Work-related hospitalised injuries, Australia 2006–07 to 2013–14 

There were 617,755 hospitalised cases funded by workers’ compensation in Australia in the period from 2006–07 to 2013–14, with 72% being male and 96% aged 15–64. Almost 38% of these cases were hospitalised primarily due to a musculoskeletal-related condition while 32% were hospitalised primarily due to injury and poisoning. There were 234,104 hospitalised cases reported as work related over this period, with 61% being funded by workers’ compensation.

Hospital care for Australian sports injury 2012–13 

This report focuses on acute care services provided by hospitals for sports injuries treated in Australian hospitals in 2012–13. Cases of sports injury are examined in terms of the body region injured. Of the selected injury types, Head injury was the most common, accounting for 16% of all hospitalised sport related cases. Injury to the knee accounted for 12% of hospitalised sports injury. 

Trends in injury deaths, Australia 1999–00 to 2011–12 

This report focuses on trends in deaths due to injury and poisoning that occurred over the period 1999–00 to 2011–12. 
The age-standardised rate of injury deaths decreased from 55.4 to 47.2 deaths per 100,000 between 1999–00 and 2004–05 and changed little after that. Rates of injury deaths involving transport injury and homicide declined from 1999–00 to 2009–10, while rates for most other external cause groups fluctuated over this period. Rates for suicide deaths declined from 1999–00 until 2004–05 and remained relatively steady thereafter.
Rates for Aboriginal and Torres Strait Islander people were generally at least twice as high as rates for non-Indigenous Australians over the period from 2001–02 to 2011–12.

Serious unintentional injury involving a railway train or tram, Australia, 2009–10 to 2013–14 

This report presents information on hospitalisations in Australia due to unintentional serious injury involving a train or tram for the 5-year period from 2009–10 to 2013–14. Over this 5-year period, there were 812 cases of serious injury involving a train (178 due to a level crossing collision), an average of 162 per year. Over the same period, there were 397 cases of serious injury involving a tram.

Dog-related injuries 

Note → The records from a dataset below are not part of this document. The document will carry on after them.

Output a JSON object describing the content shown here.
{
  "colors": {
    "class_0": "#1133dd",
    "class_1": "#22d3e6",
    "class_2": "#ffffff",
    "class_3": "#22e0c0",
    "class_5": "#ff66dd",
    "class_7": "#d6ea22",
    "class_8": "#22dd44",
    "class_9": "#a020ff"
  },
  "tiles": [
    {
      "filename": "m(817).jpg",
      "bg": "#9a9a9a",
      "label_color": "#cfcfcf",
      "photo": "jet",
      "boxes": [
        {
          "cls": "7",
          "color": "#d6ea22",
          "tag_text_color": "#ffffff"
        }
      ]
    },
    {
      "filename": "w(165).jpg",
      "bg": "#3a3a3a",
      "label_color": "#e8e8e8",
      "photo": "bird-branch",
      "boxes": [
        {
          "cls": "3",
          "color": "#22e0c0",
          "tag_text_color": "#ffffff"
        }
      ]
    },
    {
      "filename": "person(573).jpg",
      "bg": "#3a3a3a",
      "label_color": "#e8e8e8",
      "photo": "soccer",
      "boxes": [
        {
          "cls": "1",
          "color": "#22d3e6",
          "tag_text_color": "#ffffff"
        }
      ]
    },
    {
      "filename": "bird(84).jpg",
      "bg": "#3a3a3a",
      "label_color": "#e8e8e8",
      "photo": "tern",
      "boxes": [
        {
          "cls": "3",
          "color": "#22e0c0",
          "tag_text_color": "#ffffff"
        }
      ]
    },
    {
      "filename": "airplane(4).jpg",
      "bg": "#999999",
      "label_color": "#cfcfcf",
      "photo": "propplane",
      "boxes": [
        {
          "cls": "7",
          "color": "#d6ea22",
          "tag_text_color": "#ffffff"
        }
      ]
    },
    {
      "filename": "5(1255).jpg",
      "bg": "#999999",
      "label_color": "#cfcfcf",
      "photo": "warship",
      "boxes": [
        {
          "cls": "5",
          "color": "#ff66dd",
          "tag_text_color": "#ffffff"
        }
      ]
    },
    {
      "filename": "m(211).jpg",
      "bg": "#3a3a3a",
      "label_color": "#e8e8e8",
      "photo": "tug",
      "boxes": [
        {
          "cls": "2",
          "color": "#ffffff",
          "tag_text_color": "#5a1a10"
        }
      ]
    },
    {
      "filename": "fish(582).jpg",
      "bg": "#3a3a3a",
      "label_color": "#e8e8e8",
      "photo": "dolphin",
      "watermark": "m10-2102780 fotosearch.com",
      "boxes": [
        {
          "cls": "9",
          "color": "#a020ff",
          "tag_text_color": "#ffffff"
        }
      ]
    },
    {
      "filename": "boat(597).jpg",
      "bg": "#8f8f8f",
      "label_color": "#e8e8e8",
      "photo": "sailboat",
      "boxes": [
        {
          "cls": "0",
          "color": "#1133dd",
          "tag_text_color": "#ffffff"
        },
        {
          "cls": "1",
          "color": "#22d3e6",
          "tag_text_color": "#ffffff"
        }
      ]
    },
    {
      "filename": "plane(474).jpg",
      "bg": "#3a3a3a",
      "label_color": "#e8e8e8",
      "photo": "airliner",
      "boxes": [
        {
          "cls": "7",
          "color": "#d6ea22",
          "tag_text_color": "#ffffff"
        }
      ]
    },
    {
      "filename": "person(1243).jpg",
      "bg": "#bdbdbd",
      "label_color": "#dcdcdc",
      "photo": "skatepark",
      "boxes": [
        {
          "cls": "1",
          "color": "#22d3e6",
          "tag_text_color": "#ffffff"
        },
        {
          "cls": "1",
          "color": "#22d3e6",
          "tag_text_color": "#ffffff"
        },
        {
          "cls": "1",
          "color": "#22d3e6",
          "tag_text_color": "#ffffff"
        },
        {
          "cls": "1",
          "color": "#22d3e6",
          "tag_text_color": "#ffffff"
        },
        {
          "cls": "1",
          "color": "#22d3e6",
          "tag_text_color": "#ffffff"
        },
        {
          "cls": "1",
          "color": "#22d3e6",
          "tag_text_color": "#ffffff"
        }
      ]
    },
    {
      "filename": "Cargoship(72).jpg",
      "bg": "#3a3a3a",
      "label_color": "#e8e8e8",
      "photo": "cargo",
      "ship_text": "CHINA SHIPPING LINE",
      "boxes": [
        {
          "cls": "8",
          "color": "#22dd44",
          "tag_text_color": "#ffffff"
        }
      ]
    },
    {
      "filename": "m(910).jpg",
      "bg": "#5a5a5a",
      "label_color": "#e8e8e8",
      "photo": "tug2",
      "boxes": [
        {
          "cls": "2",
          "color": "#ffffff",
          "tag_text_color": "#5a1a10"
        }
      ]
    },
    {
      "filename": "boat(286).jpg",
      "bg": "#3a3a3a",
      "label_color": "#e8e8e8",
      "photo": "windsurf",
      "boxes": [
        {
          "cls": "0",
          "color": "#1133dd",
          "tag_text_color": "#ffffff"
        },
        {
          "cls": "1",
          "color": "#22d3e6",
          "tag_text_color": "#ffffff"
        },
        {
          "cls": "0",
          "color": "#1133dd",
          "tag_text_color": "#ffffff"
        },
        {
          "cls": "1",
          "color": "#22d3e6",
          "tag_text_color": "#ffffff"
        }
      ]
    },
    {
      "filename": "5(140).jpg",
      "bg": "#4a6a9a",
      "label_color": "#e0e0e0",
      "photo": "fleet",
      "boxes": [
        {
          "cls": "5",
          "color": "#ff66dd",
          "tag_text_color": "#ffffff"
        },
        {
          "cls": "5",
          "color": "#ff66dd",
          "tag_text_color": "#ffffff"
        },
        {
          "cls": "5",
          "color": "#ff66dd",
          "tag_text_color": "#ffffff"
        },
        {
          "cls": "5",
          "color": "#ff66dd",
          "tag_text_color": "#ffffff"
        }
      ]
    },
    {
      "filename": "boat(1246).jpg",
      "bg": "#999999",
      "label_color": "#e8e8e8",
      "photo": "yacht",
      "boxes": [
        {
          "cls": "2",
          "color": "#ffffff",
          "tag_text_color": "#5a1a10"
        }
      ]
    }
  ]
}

This fact sheet reports on hospitalisations that occurred as a result of being bitten or struck by a dog in 2013–14. In 2013–14, 3,644 hospitalised injury cases were due to being bitten by a dog, and 328 cases due to being struck by a dog. Overall, hospitalisations for dog-related injuries were more common in young children aged 0–9 (689 cases, 17%).

Firearm injuries and deaths 

This fact sheet examines hospitalisations (2013–14) and deaths (2012–13) that occurred as a result of firearm-related injuries. Over 90% of all firearm-related hospitalisations and deaths occurred among men. Over a third of hospitalised cases were the result of unintentional injury, one-third (33%) resulted from assault, and in almost one-fifth (19%) of cases, intent was undetermined. In contrast, over 79% of deaths resulted from intentional self-harm (suicide), while over 17% resulted from assault (homicide). Rates of firearm-related injuries for deaths fell between 1999–00 and 2013–14.